## [WORK ORDER]
Go through the material below, count the lines with the word "image", and reply with the count alone.
DATA SUPPLIED Start Marker
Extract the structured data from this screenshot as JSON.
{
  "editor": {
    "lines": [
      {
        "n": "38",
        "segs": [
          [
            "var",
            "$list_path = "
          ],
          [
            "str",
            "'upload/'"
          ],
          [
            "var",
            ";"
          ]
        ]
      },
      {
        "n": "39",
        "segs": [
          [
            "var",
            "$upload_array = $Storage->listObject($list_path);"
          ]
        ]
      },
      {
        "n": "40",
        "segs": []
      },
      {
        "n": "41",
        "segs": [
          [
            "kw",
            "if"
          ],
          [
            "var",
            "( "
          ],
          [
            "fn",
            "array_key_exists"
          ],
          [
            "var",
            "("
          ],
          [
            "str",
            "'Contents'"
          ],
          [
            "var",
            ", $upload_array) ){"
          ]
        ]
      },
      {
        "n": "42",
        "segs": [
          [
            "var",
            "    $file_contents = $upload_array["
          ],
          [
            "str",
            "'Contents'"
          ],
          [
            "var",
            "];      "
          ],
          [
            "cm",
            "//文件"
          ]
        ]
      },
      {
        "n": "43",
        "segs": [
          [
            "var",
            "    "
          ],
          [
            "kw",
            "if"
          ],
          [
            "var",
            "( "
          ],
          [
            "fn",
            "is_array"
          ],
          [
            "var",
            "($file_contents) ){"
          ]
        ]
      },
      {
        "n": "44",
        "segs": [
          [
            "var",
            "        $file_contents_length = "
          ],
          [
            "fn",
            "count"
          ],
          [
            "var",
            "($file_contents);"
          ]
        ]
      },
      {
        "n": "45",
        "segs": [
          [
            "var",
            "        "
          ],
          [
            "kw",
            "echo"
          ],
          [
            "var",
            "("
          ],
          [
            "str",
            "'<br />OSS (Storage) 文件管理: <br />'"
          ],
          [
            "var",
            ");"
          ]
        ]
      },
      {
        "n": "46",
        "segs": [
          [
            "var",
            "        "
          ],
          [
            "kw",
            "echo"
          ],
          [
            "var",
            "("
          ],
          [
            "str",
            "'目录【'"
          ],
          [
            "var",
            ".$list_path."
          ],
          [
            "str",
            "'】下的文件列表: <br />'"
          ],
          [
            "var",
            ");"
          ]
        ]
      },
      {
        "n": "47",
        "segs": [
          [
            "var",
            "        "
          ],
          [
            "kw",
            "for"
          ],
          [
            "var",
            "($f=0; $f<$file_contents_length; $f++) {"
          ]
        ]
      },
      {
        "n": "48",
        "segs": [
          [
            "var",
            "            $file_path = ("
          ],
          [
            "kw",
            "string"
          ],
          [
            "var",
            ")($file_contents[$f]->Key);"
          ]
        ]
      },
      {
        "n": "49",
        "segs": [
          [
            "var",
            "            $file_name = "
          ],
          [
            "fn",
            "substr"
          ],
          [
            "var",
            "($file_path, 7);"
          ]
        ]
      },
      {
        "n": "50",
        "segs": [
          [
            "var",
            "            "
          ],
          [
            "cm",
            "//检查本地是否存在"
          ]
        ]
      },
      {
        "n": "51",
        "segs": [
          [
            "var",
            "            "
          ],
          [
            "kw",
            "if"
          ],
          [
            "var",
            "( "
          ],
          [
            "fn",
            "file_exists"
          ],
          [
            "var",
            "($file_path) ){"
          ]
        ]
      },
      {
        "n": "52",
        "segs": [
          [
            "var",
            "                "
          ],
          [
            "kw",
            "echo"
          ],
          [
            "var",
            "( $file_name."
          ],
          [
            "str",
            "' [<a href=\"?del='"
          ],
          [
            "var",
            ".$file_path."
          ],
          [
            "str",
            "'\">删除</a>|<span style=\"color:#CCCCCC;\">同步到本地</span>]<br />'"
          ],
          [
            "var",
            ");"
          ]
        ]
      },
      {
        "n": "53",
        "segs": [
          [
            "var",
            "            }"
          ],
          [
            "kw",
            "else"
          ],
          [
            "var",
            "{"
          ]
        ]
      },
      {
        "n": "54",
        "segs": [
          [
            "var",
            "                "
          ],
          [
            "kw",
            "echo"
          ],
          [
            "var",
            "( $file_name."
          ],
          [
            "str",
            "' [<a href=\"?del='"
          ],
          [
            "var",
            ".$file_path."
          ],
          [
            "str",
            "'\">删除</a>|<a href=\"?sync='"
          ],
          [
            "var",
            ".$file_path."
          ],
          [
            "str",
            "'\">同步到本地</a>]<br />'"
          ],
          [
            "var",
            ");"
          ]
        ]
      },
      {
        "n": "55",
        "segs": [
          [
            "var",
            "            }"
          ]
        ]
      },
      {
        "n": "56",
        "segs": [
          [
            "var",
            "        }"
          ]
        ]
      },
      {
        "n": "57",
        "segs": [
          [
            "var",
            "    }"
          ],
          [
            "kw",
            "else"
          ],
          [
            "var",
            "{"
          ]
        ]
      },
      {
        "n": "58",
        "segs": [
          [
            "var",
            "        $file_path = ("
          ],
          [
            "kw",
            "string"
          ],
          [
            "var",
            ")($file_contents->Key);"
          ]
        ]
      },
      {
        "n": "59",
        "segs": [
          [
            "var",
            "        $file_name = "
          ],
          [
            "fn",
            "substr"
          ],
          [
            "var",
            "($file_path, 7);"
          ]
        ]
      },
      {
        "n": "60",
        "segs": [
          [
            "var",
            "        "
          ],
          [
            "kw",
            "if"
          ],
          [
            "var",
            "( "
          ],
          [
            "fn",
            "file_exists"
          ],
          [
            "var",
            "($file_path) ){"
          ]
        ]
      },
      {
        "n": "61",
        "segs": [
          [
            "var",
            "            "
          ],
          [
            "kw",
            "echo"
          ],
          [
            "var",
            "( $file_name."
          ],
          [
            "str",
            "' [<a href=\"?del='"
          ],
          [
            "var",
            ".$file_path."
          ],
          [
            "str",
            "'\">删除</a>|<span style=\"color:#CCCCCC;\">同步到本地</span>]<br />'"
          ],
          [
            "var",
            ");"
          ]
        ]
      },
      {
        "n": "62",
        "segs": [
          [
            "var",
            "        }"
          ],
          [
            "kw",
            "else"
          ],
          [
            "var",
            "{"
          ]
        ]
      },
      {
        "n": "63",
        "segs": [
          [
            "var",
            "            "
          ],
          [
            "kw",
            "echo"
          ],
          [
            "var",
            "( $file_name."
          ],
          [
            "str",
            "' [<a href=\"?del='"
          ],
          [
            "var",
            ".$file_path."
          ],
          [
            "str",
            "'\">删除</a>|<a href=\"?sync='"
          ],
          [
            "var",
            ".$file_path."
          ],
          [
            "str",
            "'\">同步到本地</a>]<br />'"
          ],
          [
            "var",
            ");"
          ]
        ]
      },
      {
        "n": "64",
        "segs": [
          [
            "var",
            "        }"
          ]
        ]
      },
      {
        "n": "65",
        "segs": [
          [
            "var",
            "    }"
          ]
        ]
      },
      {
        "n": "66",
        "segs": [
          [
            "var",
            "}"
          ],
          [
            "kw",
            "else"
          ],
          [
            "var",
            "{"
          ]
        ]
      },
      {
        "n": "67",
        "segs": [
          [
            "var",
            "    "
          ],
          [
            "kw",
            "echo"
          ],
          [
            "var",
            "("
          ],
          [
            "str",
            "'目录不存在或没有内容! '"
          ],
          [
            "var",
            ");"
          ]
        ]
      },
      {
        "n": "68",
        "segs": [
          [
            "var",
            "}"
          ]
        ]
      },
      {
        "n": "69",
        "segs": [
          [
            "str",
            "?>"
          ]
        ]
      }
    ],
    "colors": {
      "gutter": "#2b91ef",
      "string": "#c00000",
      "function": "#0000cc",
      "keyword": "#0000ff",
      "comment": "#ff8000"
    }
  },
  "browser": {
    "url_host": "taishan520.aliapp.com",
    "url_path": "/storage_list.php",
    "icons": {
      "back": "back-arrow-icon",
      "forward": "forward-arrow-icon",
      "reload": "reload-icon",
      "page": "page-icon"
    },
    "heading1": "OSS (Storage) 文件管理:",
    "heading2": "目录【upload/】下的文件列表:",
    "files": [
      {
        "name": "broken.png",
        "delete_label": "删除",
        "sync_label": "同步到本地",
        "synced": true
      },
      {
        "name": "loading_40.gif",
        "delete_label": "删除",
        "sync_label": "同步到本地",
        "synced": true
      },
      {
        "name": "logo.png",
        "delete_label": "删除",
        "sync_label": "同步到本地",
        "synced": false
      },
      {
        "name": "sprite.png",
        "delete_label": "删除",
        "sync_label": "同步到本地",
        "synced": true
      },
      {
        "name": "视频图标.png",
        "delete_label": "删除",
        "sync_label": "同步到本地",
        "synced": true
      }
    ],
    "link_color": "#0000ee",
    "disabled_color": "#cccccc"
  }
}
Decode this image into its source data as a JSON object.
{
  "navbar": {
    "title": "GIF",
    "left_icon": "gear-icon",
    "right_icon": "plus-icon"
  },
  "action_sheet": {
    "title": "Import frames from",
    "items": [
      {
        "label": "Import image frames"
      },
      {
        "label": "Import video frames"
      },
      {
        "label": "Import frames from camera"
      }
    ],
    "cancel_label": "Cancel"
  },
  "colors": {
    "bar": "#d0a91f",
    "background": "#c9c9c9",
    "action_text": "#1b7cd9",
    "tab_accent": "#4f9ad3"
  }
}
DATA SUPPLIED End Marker
## [RESPONSE TO THIS EXERCISE]
2